[Records from a data source]
══════════

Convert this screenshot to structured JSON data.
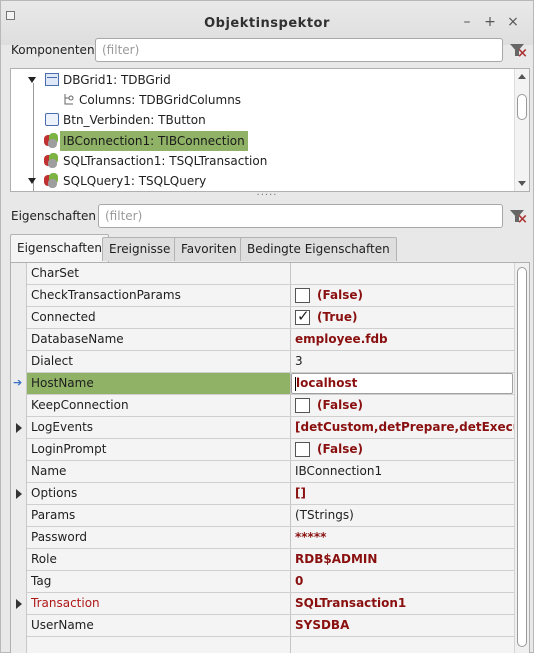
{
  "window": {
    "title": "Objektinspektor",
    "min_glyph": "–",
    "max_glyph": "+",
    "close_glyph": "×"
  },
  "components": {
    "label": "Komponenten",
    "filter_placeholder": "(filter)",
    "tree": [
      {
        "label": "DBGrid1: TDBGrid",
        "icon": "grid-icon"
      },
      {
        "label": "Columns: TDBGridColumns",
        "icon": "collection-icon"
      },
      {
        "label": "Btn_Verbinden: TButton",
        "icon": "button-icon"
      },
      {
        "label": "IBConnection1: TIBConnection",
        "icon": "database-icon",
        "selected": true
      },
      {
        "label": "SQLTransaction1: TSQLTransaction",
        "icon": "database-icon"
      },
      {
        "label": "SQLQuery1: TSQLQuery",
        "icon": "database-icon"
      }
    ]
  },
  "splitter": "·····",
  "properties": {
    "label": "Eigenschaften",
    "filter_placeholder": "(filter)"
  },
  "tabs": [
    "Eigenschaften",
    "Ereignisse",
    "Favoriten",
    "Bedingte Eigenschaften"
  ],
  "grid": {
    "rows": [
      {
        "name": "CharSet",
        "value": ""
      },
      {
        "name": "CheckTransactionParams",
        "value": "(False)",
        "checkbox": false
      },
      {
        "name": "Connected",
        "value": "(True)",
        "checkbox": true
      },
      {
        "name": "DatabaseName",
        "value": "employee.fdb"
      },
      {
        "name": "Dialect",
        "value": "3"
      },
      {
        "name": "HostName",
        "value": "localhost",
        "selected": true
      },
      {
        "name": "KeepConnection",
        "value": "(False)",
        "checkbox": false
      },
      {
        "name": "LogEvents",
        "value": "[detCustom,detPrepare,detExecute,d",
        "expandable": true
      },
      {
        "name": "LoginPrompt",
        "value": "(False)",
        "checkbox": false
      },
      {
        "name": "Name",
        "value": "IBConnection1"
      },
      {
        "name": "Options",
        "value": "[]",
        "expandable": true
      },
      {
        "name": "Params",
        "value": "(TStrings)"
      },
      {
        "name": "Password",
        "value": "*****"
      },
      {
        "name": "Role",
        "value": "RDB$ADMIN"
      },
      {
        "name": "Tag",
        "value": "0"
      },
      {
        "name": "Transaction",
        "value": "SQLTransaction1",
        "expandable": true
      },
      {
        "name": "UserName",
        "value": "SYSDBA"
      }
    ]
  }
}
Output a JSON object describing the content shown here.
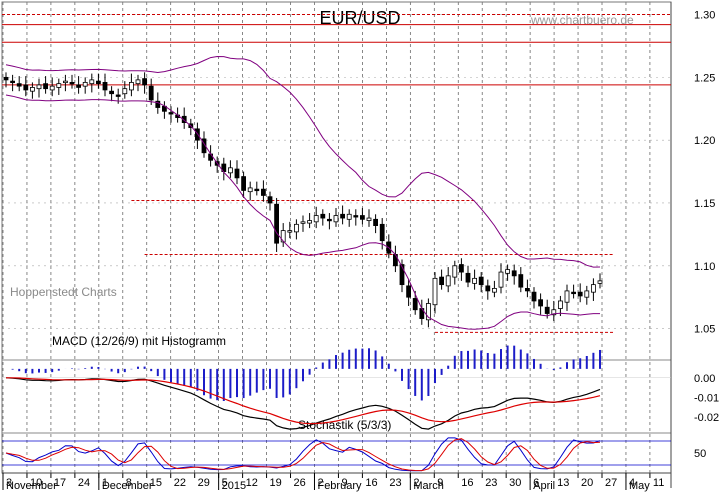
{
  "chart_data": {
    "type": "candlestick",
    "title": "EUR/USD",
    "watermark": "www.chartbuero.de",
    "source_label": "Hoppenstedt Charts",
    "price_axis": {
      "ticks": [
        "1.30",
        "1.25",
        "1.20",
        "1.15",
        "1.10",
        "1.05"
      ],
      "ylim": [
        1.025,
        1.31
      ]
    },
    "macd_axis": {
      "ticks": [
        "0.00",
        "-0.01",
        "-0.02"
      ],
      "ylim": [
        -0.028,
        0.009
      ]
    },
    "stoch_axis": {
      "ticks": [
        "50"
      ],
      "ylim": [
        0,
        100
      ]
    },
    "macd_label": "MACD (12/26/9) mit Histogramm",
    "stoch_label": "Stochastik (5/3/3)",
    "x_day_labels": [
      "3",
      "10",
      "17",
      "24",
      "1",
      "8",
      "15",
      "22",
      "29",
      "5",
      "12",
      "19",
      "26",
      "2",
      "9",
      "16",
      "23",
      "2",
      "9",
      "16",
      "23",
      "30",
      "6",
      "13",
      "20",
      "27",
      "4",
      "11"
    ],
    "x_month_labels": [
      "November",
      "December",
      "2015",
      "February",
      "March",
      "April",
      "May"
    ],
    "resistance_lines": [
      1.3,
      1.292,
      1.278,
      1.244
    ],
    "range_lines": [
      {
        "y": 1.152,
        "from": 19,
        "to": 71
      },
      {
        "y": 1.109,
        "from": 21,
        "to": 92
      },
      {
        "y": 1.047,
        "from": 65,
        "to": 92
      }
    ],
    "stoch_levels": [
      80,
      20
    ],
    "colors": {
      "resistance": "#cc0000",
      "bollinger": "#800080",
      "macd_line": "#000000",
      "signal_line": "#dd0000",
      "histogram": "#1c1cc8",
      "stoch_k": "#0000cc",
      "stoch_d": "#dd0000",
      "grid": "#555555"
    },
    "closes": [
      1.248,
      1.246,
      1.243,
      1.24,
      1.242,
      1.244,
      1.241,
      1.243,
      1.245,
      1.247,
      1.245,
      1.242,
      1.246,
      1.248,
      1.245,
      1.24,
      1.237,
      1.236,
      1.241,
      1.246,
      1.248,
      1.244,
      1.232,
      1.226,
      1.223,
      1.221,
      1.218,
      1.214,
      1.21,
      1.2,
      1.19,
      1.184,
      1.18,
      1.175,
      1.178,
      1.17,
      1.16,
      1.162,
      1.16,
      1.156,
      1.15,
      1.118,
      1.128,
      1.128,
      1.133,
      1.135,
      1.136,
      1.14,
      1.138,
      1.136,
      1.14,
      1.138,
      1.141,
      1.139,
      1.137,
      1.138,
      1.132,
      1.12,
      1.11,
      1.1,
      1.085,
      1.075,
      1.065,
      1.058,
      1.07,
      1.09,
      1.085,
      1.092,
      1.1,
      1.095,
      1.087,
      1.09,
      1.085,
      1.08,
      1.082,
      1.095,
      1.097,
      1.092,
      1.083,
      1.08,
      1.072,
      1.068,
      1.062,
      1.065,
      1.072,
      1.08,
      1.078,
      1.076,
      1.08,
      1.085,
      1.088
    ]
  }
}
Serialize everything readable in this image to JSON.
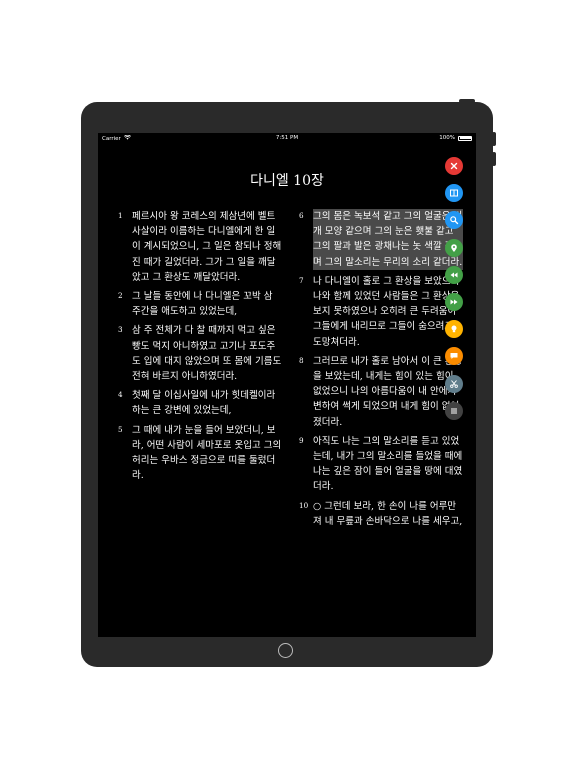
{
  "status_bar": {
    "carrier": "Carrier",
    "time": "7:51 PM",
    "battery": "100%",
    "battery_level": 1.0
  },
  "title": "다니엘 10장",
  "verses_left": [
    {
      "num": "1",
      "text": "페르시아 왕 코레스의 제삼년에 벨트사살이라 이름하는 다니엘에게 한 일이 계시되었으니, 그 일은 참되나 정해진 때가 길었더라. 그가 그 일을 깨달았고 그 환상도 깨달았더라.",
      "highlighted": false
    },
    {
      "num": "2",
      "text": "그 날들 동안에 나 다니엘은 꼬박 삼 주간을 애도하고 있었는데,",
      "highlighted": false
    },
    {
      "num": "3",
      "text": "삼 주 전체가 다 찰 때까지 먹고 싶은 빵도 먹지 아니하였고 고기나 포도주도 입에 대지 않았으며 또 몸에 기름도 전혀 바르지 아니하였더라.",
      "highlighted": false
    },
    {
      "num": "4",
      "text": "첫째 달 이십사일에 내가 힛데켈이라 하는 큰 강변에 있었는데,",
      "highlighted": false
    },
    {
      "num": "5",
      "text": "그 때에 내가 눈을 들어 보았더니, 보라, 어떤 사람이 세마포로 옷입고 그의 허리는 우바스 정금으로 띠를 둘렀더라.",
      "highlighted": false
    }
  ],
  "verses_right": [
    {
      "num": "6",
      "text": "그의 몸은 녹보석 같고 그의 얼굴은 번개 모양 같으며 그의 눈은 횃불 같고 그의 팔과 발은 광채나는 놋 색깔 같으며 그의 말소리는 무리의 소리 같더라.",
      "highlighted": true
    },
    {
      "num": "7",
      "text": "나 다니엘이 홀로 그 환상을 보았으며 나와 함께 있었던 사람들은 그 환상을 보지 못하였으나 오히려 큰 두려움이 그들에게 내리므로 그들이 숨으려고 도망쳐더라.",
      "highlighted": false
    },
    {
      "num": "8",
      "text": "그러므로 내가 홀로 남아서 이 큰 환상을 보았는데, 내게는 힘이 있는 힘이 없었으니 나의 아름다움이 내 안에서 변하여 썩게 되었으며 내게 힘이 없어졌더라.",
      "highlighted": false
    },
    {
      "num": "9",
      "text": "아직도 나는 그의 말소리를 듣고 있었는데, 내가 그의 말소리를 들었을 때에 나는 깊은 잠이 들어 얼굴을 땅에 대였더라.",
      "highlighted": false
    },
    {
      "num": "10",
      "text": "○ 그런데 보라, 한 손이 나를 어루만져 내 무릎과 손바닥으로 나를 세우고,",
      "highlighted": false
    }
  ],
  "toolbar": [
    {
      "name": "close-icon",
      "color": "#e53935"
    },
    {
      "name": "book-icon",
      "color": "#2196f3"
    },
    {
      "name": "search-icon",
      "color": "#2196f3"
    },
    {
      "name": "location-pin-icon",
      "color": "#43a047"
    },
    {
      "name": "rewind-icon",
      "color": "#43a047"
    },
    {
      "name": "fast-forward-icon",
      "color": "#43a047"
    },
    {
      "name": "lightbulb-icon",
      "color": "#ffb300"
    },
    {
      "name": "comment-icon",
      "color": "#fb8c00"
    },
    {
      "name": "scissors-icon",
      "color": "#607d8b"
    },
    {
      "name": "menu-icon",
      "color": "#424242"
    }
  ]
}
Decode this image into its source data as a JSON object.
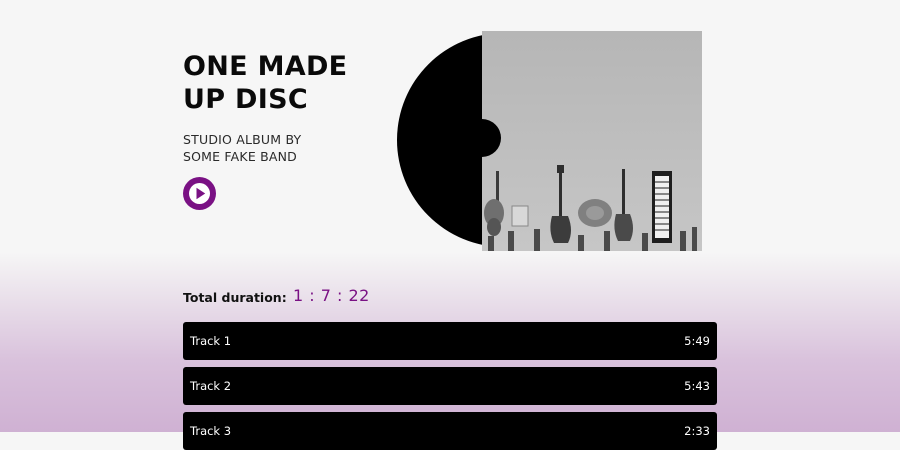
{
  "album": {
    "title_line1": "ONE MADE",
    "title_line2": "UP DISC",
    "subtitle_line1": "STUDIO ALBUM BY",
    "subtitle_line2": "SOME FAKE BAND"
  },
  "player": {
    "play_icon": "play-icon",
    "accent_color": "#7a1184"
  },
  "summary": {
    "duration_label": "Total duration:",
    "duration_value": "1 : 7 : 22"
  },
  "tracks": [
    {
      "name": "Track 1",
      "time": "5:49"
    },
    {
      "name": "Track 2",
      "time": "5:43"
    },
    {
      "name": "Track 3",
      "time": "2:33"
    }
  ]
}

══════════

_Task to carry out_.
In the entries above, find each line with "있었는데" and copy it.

_Result for this task_.
      "text": "그 날들 동안에 나 다니엘은 꼬박 삼 주간을 애도하고 있었는데,",
      "text": "첫째 달 이십사일에 내가 힛데켈이라 하는 큰 강변에 있었는데,",
      "text": "아직도 나는 그의 말소리를 듣고 있었는데, 내가 그의 말소리를 들었을 때에 나는 깊은 잠이 들어 얼굴을 땅에 대였더라.",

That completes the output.